==== Input ====
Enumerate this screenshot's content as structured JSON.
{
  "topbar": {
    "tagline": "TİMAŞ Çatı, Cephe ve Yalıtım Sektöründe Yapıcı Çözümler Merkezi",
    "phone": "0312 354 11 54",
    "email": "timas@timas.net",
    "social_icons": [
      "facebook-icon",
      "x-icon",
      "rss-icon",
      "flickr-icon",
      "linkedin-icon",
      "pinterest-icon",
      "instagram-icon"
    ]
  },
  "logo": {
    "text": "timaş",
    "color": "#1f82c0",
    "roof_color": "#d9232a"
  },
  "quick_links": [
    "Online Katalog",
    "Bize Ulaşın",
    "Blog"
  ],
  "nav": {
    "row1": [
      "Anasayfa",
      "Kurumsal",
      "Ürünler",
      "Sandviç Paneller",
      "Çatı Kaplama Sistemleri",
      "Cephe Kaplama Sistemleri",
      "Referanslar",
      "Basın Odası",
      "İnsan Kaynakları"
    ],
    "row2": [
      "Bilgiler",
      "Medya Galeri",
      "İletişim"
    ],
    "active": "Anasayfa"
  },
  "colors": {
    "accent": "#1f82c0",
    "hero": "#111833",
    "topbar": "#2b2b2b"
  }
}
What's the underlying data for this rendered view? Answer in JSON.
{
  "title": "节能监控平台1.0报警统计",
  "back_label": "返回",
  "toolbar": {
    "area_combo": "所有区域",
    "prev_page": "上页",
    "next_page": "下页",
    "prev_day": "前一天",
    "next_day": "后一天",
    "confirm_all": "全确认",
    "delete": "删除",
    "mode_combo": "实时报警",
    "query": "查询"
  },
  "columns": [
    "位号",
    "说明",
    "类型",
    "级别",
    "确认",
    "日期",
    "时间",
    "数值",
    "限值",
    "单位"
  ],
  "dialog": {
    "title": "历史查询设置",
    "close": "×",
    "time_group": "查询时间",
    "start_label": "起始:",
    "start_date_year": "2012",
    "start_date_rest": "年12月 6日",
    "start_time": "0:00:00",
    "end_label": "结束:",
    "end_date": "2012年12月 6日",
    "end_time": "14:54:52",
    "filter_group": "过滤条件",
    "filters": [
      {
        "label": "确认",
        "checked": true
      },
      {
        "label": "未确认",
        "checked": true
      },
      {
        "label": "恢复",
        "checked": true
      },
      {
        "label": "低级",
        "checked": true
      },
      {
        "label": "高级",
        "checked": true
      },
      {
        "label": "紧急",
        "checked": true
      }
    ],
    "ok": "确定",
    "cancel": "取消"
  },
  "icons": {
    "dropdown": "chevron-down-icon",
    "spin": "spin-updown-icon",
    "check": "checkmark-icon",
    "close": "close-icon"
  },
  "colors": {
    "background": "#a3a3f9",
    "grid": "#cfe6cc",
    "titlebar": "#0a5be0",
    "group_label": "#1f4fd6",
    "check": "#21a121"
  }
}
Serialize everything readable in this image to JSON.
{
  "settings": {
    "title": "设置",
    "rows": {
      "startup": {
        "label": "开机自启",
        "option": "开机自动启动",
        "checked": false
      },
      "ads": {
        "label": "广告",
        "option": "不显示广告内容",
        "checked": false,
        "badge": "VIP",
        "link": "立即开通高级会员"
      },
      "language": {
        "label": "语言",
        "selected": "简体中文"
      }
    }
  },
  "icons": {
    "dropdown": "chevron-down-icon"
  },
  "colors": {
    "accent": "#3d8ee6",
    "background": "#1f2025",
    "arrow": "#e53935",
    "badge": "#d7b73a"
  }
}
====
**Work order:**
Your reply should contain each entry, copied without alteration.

**Result for this exercise:**
Enumerate this screenshot's content as structured JSON.
{
  "topbar": {
    "tagline": "TİMAŞ Çatı, Cephe ve Yalıtım Sektöründe Yapıcı Çözümler Merkezi",
    "phone": "0312 354 11 54",
    "email": "timas@timas.net",
    "social_icons": [
      "facebook-icon",
      "x-icon",
      "rss-icon",
      "flickr-icon",
      "linkedin-icon",
      "pinterest-icon",
      "instagram-icon"
    ]
  },
  "logo": {
    "text": "timaş",
    "color": "#1f82c0",
    "roof_color": "#d9232a"
  },
  "quick_links": [
    "Online Katalog",
    "Bize Ulaşın",
    "Blog"
  ],
  "nav": {
    "row1": [
      "Anasayfa",
      "Kurumsal",
      "Ürünler",
      "Sandviç Paneller",
      "Çatı Kaplama Sistemleri",
      "Cephe Kaplama Sistemleri",
      "Referanslar",
      "Basın Odası",
      "İnsan Kaynakları"
    ],
    "row2": [
      "Bilgiler",
      "Medya Galeri",
      "İletişim"
    ],
    "active": "Anasayfa"
  },
  "colors": {
    "accent": "#1f82c0",
    "hero": "#111833",
    "topbar": "#2b2b2b"
  }
}
What's the underlying data for this rendered view? Answer in JSON.
{
  "title": "节能监控平台1.0报警统计",
  "back_label": "返回",
  "toolbar": {
    "area_combo": "所有区域",
    "prev_page": "上页",
    "next_page": "下页",
    "prev_day": "前一天",
    "next_day": "后一天",
    "confirm_all": "全确认",
    "delete": "删除",
    "mode_combo": "实时报警",
    "query": "查询"
  },
  "columns": [
    "位号",
    "说明",
    "类型",
    "级别",
    "确认",
    "日期",
    "时间",
    "数值",
    "限值",
    "单位"
  ],
  "dialog": {
    "title": "历史查询设置",
    "close": "×",
    "time_group": "查询时间",
    "start_label": "起始:",
    "start_date_year": "2012",
    "start_date_rest": "年12月 6日",
    "start_time": "0:00:00",
    "end_label": "结束:",
    "end_date": "2012年12月 6日",
    "end_time": "14:54:52",
    "filter_group": "过滤条件",
    "filters": [
      {
        "label": "确认",
        "checked": true
      },
      {
        "label": "未确认",
        "checked": true
      },
      {
        "label": "恢复",
        "checked": true
      },
      {
        "label": "低级",
        "checked": true
      },
      {
        "label": "高级",
        "checked": true
      },
      {
        "label": "紧急",
        "checked": true
      }
    ],
    "ok": "确定",
    "cancel": "取消"
  },
  "icons": {
    "dropdown": "chevron-down-icon",
    "spin": "spin-updown-icon",
    "check": "checkmark-icon",
    "close": "close-icon"
  },
  "colors": {
    "background": "#a3a3f9",
    "grid": "#cfe6cc",
    "titlebar": "#0a5be0",
    "group_label": "#1f4fd6",
    "check": "#21a121"
  }
}
Serialize everything readable in this image to JSON.
{
  "settings": {
    "title": "设置",
    "rows": {
      "startup": {
        "label": "开机自启",
        "option": "开机自动启动",
        "checked": false
      },
      "ads": {
        "label": "广告",
        "option": "不显示广告内容",
        "checked": false,
        "badge": "VIP",
        "link": "立即开通高级会员"
      },
      "language": {
        "label": "语言",
        "selected": "简体中文"
      }
    }
  },
  "icons": {
    "dropdown": "chevron-down-icon"
  },
  "colors": {
    "accent": "#3d8ee6",
    "background": "#1f2025",
    "arrow": "#e53935",
    "badge": "#d7b73a"
  }
}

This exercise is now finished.